TASK STATEMENT: Take each line in the entries below that holds "JSON" and show it.

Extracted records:

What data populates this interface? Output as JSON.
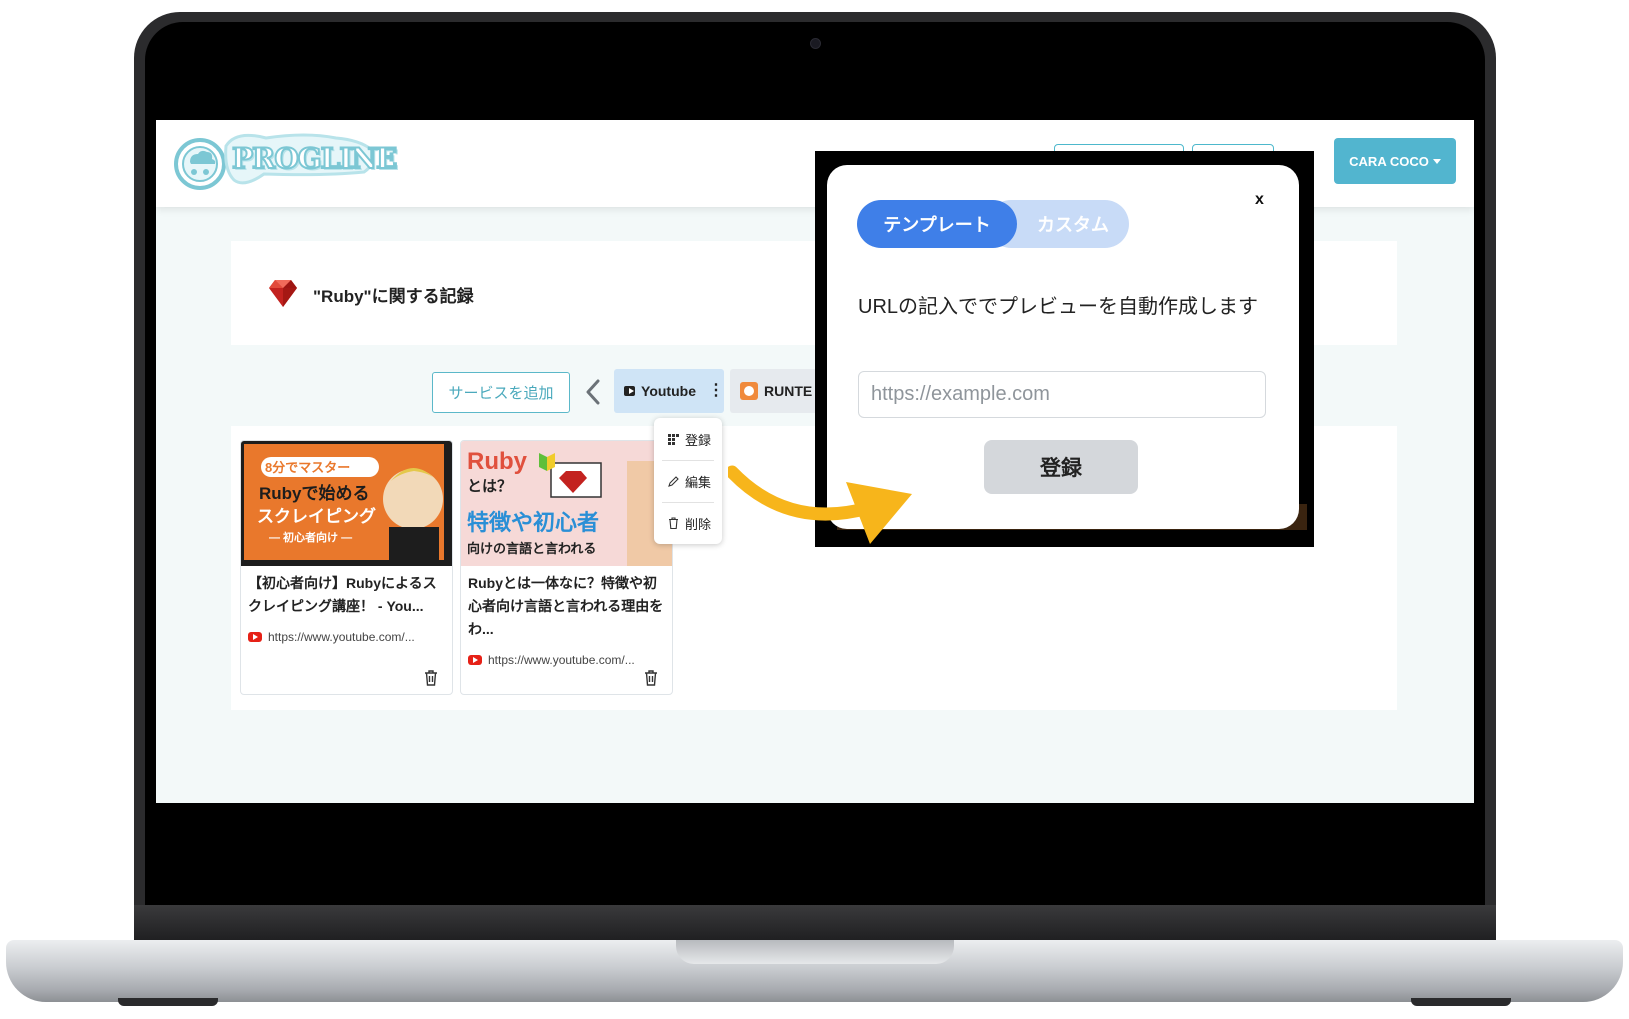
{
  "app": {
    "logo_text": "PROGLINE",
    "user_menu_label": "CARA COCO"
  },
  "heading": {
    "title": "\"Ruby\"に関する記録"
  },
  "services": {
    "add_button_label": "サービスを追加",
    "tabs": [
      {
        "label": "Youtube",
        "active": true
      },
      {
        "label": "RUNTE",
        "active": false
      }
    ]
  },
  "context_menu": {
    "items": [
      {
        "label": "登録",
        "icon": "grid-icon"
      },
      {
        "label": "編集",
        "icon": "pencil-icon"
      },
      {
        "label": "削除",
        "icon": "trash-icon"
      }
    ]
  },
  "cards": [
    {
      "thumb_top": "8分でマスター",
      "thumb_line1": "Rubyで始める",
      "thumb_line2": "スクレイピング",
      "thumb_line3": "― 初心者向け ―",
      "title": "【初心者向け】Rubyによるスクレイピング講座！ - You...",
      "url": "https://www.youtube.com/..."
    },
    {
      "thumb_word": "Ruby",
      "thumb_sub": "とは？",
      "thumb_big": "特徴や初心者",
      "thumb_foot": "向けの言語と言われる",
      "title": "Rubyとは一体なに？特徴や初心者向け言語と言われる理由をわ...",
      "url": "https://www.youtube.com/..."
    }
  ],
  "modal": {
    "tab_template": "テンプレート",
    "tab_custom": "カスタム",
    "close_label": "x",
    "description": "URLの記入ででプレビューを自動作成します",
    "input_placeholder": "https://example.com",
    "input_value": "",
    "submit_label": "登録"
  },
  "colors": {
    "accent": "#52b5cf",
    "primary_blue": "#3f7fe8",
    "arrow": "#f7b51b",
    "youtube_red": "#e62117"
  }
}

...

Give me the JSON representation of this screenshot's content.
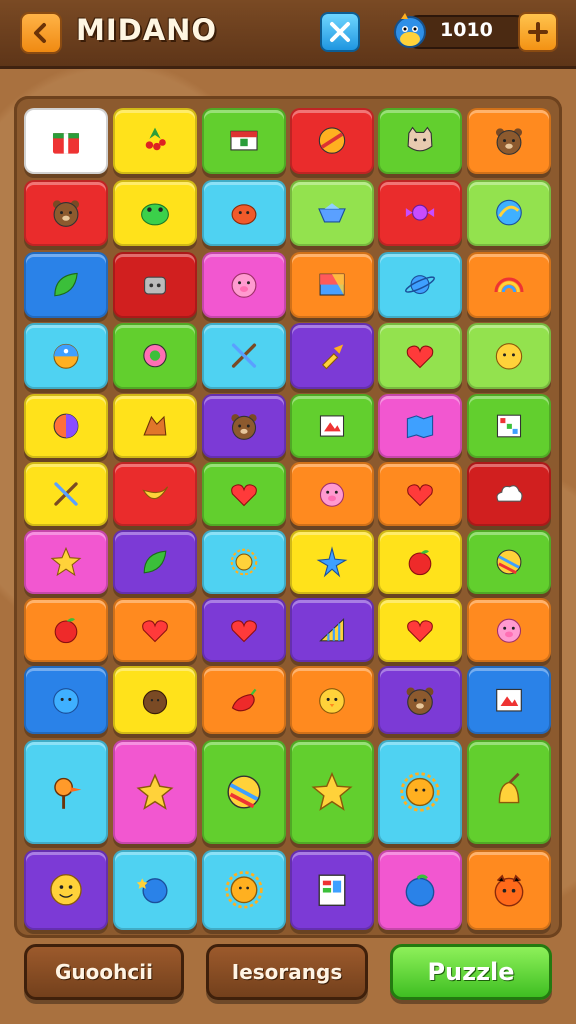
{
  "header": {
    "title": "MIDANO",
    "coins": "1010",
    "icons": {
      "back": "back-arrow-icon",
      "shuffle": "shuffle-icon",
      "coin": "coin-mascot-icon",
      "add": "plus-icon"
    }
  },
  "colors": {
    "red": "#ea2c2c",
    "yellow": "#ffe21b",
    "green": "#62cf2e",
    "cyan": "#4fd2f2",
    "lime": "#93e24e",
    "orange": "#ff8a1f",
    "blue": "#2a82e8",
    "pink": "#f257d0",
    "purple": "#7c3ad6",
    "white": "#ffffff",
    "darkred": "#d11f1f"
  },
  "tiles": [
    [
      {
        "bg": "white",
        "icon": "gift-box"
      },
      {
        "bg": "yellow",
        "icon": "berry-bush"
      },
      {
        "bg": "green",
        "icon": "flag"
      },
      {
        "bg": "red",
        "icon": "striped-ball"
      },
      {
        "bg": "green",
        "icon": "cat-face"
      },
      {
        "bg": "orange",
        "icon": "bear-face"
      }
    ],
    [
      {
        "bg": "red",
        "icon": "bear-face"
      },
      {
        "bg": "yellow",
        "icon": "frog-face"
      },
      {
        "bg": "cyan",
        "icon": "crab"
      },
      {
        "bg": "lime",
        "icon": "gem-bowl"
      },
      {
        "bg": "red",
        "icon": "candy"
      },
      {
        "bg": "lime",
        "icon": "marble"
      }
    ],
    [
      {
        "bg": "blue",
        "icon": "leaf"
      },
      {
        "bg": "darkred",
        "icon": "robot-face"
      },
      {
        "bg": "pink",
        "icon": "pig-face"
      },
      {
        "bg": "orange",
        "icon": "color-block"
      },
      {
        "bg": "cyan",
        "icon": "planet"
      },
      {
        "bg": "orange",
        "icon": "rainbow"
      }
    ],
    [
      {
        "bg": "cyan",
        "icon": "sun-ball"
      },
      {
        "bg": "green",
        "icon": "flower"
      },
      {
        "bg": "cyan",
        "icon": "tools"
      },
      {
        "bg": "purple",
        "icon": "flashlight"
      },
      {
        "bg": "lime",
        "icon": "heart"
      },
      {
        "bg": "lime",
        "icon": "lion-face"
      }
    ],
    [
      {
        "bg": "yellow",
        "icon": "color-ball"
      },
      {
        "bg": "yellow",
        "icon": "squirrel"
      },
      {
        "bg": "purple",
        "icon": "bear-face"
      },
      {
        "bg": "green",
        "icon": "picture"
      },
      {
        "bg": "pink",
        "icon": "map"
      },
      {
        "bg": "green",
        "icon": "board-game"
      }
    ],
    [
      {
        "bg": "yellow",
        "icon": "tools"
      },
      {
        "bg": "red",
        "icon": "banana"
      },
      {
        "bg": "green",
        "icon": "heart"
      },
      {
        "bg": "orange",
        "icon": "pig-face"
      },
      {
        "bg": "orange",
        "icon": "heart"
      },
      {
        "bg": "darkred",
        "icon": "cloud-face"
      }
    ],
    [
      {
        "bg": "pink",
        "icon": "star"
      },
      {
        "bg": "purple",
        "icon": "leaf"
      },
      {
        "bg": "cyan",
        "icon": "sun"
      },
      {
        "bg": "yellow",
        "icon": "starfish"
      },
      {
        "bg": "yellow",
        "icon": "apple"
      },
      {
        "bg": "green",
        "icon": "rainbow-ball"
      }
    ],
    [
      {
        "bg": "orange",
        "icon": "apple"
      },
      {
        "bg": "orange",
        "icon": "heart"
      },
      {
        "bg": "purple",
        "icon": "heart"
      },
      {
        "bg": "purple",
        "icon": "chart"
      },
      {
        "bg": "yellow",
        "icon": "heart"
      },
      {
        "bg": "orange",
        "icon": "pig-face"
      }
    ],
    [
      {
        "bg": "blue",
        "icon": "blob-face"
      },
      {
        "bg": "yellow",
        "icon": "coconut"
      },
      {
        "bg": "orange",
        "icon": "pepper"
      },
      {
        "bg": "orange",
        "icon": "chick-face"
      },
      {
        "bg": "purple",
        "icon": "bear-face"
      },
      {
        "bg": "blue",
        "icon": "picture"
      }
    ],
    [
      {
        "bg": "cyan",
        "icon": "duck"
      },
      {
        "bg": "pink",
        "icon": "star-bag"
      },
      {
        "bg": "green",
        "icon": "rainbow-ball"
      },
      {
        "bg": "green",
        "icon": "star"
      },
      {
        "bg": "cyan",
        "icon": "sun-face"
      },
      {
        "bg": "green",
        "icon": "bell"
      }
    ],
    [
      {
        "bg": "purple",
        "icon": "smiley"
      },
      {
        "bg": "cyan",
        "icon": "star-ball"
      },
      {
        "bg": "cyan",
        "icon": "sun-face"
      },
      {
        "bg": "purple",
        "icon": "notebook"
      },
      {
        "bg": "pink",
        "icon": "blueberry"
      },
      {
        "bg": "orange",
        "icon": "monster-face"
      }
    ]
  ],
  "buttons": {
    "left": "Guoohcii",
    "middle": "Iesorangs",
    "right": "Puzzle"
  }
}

SOLUTION TO THIS PROBLEM:
What data populates this interface? Output as JSON.
Give me the JSON representation of this screenshot's content.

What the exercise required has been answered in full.